On the way back from a field trip to Lancaster Central Market, the students make a stop where there’s a world map on display and look for their homes.
They take turns pointing out Afghanistan, Congo and Central African Republic.
“Eric, where are you from?” asks Dominique Cressler, who is helping to guide the students during their field trip.
“I’m from America,” he says, and the class breaks into laughter.
In this class, the students hail from all over the world, yet they share similarities. They all are refugees who have fled their homes and are starting new lives in the United States, settling in Lancaster County.
Church World Service, the nonprofit helping the refugees with resettlement, has 90 days to teach them about American culture and help each person become self-sufficient. That means finding jobs for the adults and getting their children enrolled in school.
Language is a big part of helping them become self-sufficient. Church World Service has always offered English classes, but the demand has grown significantly since more refugees have resettled here.
Last year, the Lancaster office of Church World Service resettled 407 refugees, plus 326 more through the Cuba and Haiti entrant program, says Stephanie Gromek, the group’s development and communications coordinator.
“Refugees are the world’s most vulnerable of people,” Gromek says. “They are fleeing persecution based on race, religion, nationality, political opinion, membership in a particular social group. These are people who are fleeing. They have to leave their home for fear of their lives because of a way they practice their religion, a way that they look, a way that they love.”

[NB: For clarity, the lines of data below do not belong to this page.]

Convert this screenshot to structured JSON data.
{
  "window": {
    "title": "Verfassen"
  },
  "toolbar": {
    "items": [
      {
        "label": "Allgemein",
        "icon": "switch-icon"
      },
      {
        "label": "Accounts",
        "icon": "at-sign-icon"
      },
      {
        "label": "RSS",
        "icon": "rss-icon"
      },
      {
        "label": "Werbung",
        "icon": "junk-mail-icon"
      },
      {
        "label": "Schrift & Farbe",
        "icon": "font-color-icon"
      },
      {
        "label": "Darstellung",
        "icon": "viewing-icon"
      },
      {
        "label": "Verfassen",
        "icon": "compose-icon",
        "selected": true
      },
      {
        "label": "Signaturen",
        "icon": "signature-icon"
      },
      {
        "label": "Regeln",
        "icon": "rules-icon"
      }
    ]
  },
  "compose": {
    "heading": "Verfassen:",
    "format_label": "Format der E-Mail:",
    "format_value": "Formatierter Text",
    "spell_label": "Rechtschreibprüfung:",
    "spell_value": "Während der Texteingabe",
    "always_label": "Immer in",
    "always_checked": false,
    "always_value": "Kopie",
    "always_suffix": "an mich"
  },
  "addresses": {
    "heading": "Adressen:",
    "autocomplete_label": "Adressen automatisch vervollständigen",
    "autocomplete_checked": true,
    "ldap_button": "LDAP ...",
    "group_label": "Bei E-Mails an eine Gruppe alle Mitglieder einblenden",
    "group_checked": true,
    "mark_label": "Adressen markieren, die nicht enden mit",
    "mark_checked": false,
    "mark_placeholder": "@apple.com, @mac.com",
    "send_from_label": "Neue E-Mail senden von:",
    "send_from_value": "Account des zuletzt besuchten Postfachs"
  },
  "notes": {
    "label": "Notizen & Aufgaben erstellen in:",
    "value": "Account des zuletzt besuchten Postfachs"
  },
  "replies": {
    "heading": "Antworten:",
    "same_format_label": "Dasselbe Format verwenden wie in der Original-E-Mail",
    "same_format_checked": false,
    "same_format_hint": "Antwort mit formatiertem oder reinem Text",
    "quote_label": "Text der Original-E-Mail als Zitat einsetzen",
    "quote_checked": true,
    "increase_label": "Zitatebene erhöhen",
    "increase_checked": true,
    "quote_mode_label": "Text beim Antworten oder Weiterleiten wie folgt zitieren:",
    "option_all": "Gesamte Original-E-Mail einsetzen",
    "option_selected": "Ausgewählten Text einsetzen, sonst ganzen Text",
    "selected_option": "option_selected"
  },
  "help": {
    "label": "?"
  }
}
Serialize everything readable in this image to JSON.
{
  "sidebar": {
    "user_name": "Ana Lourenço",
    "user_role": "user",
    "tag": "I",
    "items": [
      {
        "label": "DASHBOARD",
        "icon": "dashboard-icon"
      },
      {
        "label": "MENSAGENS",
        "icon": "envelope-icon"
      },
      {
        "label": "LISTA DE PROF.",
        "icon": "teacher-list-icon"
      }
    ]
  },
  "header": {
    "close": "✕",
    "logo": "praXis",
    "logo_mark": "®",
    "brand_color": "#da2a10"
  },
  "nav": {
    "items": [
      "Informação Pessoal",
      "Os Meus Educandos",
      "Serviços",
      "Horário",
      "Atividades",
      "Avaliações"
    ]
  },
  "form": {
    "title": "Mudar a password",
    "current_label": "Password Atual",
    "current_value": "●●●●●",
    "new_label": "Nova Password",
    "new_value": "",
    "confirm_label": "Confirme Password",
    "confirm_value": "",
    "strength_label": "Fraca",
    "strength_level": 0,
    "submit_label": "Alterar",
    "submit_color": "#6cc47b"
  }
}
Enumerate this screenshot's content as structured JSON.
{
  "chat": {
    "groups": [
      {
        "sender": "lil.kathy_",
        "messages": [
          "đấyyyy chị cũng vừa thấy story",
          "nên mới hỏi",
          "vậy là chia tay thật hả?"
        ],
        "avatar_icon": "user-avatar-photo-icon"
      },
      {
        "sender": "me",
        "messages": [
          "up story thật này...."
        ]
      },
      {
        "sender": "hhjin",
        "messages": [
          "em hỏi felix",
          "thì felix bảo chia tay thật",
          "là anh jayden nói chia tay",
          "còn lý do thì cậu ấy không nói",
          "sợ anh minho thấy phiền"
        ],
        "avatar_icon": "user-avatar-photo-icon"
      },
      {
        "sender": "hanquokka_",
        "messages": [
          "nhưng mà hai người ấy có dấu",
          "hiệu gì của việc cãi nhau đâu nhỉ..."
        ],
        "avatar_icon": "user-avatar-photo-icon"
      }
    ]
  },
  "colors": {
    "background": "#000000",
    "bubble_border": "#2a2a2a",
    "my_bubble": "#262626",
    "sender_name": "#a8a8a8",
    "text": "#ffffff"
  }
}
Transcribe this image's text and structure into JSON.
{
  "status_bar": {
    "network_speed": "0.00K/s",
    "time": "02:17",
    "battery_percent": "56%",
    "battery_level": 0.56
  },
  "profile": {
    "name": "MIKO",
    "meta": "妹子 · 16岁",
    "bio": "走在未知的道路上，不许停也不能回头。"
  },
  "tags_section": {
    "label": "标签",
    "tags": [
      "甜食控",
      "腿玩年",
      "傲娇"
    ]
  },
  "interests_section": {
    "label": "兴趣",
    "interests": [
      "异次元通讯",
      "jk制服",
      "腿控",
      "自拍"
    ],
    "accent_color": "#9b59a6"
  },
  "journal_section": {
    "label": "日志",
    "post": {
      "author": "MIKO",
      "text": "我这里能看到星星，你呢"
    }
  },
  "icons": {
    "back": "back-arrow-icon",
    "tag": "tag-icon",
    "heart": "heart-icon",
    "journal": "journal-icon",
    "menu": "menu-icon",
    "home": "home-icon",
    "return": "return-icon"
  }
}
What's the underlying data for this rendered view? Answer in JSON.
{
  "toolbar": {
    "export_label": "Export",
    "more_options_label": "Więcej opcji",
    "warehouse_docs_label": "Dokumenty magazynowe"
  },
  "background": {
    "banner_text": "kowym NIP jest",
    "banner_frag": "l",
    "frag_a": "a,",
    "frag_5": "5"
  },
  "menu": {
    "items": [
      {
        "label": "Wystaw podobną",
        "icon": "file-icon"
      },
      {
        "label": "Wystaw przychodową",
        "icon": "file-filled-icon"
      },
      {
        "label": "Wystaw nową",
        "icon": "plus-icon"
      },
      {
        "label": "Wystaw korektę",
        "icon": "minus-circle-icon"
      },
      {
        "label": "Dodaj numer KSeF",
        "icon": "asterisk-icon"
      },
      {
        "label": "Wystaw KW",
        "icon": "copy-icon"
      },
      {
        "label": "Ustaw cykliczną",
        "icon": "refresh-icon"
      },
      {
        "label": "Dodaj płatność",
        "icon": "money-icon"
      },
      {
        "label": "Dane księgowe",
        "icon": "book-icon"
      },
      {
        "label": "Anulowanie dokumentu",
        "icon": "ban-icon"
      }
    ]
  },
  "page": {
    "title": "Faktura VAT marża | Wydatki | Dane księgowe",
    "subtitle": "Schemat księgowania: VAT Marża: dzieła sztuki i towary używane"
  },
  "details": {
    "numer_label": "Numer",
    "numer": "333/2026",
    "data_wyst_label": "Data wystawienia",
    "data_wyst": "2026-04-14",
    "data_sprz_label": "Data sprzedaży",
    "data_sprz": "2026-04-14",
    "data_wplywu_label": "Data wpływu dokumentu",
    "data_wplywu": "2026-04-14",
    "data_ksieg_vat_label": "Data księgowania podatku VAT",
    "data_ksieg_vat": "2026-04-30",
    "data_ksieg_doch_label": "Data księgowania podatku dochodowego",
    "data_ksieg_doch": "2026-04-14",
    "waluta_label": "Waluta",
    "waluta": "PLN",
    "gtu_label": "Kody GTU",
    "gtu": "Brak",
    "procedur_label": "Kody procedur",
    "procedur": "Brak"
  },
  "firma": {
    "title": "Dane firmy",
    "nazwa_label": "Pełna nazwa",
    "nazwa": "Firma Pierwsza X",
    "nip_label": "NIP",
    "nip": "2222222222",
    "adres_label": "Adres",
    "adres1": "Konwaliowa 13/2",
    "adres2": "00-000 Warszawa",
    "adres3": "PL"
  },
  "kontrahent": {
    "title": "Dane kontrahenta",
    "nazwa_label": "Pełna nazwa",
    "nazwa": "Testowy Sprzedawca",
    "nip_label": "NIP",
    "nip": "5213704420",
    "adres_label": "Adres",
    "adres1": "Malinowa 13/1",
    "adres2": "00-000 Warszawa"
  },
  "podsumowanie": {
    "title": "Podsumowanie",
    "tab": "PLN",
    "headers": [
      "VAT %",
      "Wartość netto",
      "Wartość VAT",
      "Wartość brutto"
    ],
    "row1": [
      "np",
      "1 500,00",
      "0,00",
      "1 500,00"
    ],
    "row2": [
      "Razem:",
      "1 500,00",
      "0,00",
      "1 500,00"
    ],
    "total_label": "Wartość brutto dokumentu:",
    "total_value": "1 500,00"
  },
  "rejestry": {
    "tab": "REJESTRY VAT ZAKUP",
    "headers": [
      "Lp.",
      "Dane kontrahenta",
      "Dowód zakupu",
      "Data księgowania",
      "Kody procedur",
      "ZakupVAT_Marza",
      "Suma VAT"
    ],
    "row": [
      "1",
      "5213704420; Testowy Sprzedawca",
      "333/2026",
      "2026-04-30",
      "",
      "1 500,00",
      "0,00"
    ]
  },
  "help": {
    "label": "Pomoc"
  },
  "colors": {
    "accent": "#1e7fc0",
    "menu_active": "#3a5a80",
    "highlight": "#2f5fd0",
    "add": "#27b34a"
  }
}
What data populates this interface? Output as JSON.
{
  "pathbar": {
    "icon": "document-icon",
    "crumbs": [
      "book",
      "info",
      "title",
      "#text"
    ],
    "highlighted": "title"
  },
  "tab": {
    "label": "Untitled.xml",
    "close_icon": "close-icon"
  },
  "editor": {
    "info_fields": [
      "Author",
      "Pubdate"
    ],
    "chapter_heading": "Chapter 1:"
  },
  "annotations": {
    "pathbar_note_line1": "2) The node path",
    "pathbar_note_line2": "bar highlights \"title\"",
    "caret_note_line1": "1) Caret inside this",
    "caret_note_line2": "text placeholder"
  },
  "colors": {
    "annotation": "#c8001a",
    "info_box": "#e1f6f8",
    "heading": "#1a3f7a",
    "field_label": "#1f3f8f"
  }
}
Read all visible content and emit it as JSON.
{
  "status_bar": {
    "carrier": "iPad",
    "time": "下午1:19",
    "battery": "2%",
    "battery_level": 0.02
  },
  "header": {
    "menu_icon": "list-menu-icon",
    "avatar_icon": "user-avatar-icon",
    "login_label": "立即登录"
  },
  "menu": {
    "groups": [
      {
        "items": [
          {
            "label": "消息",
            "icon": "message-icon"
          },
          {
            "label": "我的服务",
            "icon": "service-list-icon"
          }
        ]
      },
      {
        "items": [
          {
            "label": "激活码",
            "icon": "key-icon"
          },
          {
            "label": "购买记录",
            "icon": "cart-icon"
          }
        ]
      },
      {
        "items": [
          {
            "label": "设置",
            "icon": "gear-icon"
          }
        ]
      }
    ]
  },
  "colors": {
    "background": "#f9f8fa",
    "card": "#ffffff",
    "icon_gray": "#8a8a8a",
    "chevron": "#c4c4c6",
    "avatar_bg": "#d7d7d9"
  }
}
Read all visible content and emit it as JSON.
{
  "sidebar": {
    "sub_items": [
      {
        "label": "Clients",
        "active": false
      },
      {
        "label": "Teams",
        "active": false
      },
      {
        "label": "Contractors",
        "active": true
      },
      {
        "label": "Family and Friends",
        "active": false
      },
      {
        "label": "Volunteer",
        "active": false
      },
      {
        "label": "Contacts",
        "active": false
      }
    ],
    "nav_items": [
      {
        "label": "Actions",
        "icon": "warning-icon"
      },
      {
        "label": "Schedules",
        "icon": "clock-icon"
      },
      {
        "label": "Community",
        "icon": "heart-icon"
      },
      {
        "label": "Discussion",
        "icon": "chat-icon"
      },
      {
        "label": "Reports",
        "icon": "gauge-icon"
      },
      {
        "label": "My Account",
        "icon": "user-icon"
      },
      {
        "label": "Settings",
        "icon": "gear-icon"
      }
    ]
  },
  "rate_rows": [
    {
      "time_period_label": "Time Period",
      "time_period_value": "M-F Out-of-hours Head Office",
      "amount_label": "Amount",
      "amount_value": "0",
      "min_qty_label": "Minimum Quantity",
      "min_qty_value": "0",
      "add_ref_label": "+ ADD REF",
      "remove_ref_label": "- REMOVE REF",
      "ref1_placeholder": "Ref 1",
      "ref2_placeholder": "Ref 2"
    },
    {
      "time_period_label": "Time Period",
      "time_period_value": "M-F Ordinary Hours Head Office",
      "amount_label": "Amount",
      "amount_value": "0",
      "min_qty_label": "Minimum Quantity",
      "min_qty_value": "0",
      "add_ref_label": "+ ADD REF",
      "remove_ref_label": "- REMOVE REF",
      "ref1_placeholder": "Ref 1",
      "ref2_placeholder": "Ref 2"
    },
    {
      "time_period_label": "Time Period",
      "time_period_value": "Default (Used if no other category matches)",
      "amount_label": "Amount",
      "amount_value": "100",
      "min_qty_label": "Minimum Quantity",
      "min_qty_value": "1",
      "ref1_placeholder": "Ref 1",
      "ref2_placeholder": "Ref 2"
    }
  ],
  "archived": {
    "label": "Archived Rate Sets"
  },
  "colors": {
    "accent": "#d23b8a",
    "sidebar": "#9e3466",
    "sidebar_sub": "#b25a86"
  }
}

Oct 18, 2018As the widely acknowledged site of a massacre, the village of Inn Din in northern Rakhine seemed a peculiar place for Myanmar government officials to kick off a foreign press tour. Walking into the rain-soaked village more than a year later, there were no specific signs of the outburst of sudden, gruesome violence that killed […]
Oct 08, 2018